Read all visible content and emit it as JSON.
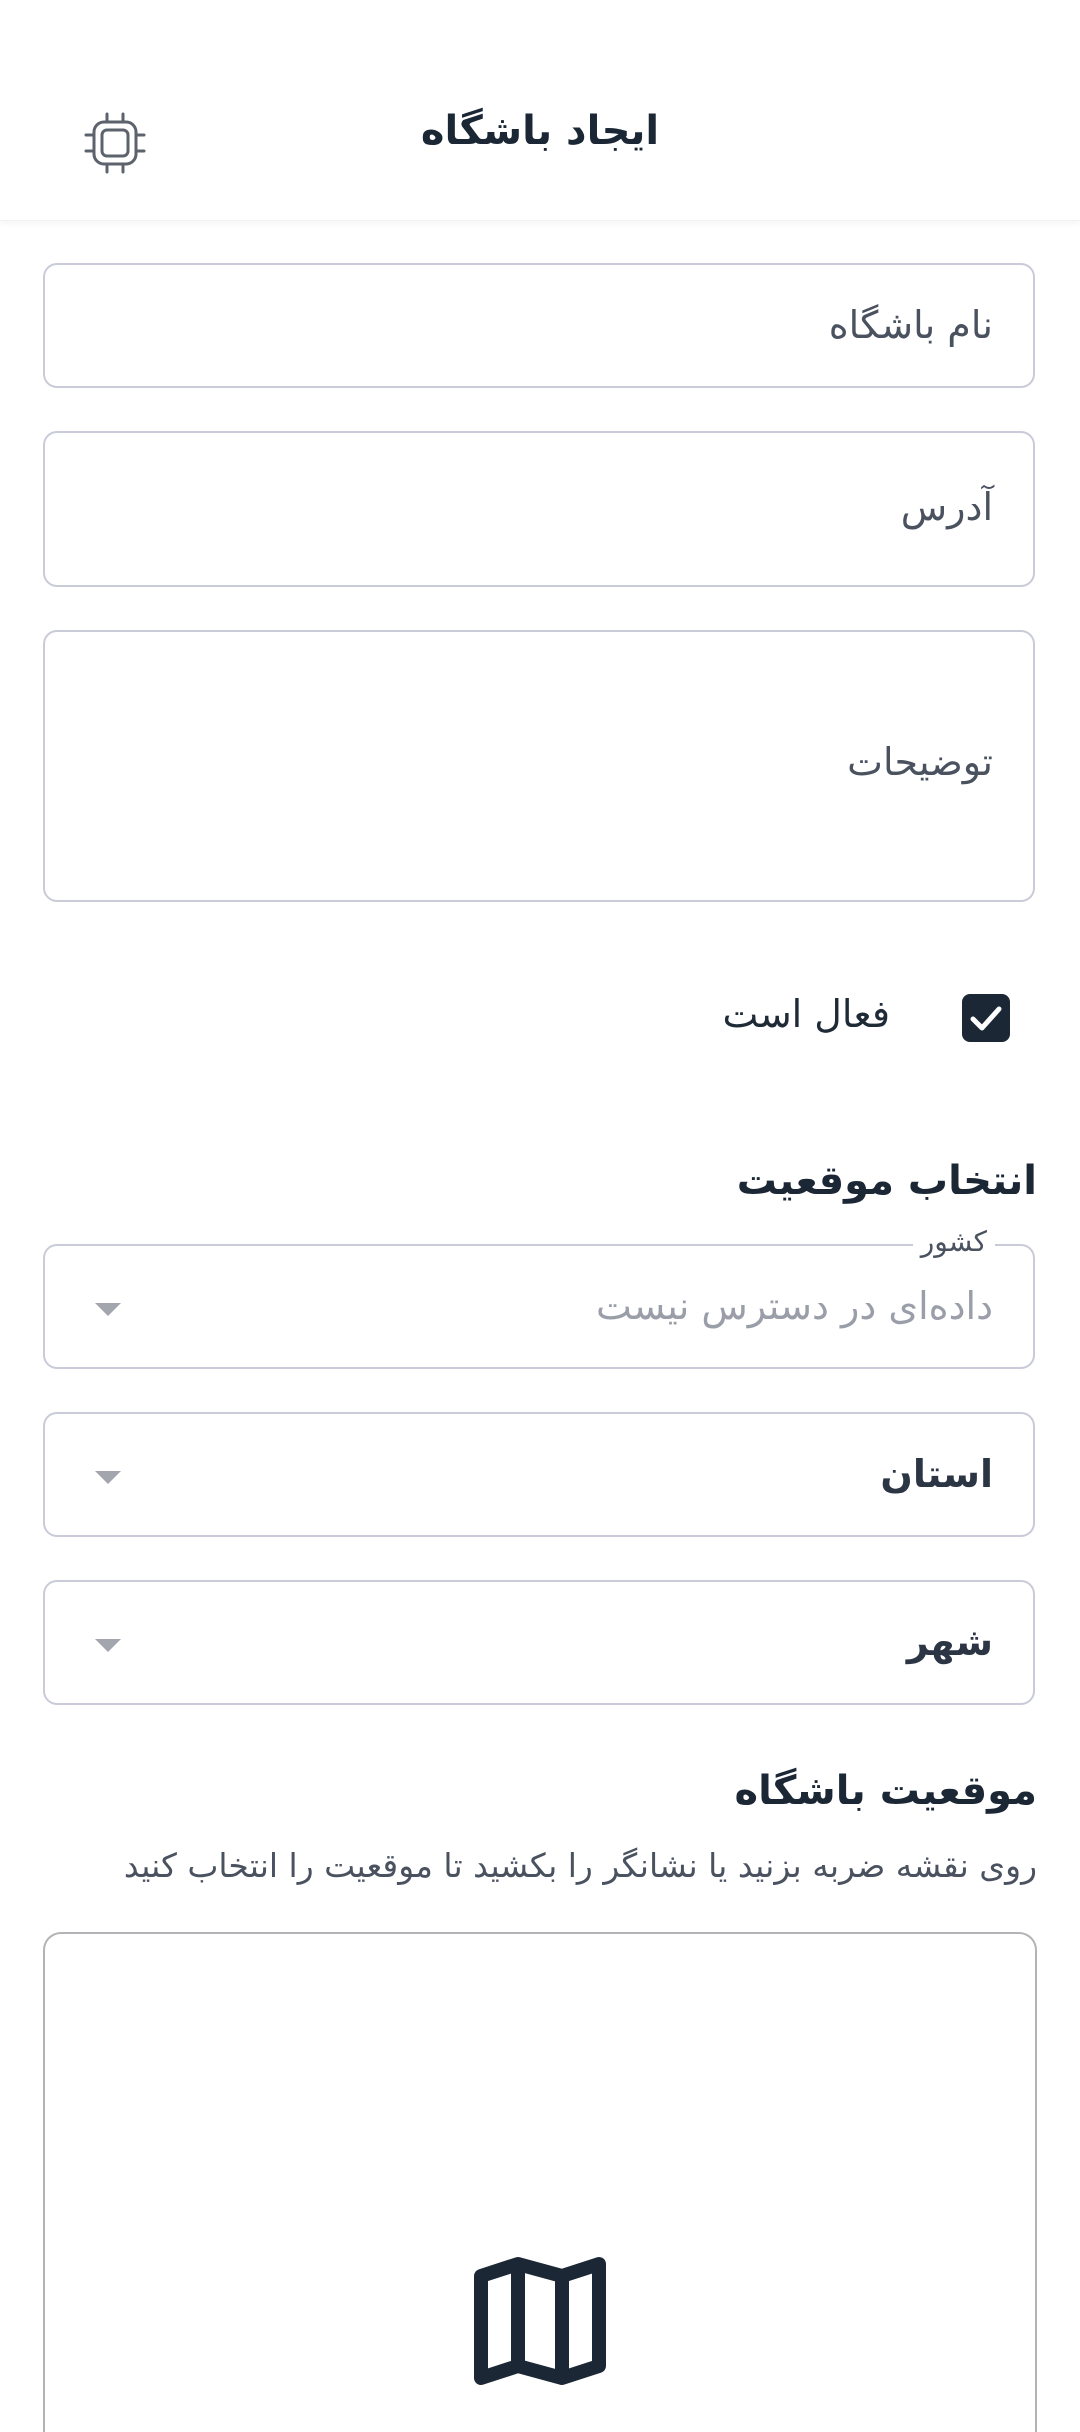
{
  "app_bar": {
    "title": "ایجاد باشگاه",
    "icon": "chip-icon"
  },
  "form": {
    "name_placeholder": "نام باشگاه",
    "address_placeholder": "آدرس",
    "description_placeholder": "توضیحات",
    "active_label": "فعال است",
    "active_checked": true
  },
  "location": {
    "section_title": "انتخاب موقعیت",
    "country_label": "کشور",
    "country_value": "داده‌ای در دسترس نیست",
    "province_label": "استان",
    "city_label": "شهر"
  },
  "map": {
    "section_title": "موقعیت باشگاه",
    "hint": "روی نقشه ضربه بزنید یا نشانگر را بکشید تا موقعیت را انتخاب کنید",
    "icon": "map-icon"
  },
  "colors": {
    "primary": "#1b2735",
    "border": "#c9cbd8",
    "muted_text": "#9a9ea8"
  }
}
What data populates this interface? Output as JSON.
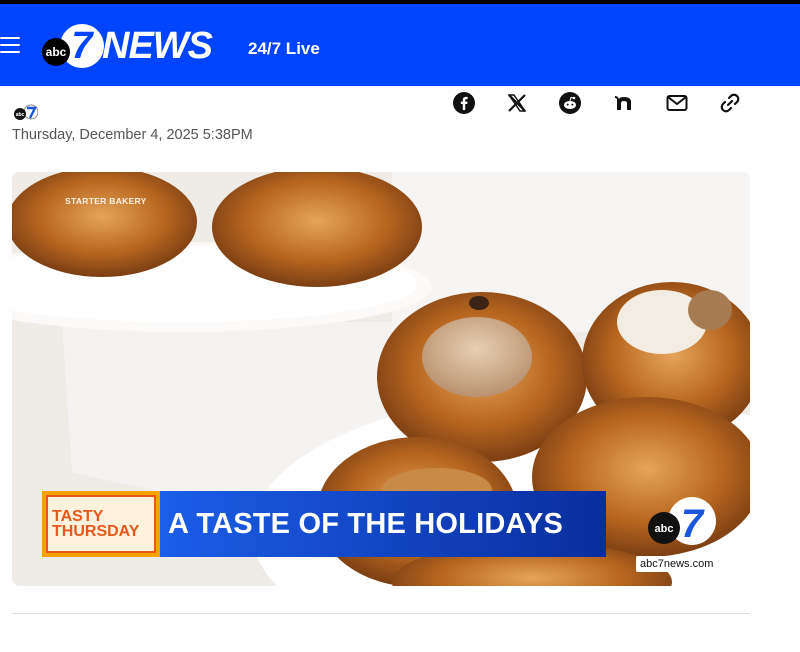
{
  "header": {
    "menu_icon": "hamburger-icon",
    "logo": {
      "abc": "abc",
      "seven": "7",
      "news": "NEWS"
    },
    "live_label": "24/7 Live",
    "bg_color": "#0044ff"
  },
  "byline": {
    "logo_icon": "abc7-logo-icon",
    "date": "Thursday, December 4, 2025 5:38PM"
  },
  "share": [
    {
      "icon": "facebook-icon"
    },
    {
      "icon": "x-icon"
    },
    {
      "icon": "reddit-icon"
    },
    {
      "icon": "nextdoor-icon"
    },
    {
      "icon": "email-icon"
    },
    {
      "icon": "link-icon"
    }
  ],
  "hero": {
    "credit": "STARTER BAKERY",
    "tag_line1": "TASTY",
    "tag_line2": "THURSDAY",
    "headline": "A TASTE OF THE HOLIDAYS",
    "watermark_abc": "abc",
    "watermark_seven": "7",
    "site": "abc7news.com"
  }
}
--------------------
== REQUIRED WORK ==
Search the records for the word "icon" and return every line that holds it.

== RESPONSE AREA ==
    "icon": "chip-icon"
    "icon": "map-icon"
    "menu_icon": "hamburger-icon",
    "logo_icon": "abc7-logo-icon",
      "icon": "facebook-icon"
      "icon": "x-icon"
      "icon": "reddit-icon"
      "icon": "nextdoor-icon"
      "icon": "email-icon"
      "icon": "link-icon"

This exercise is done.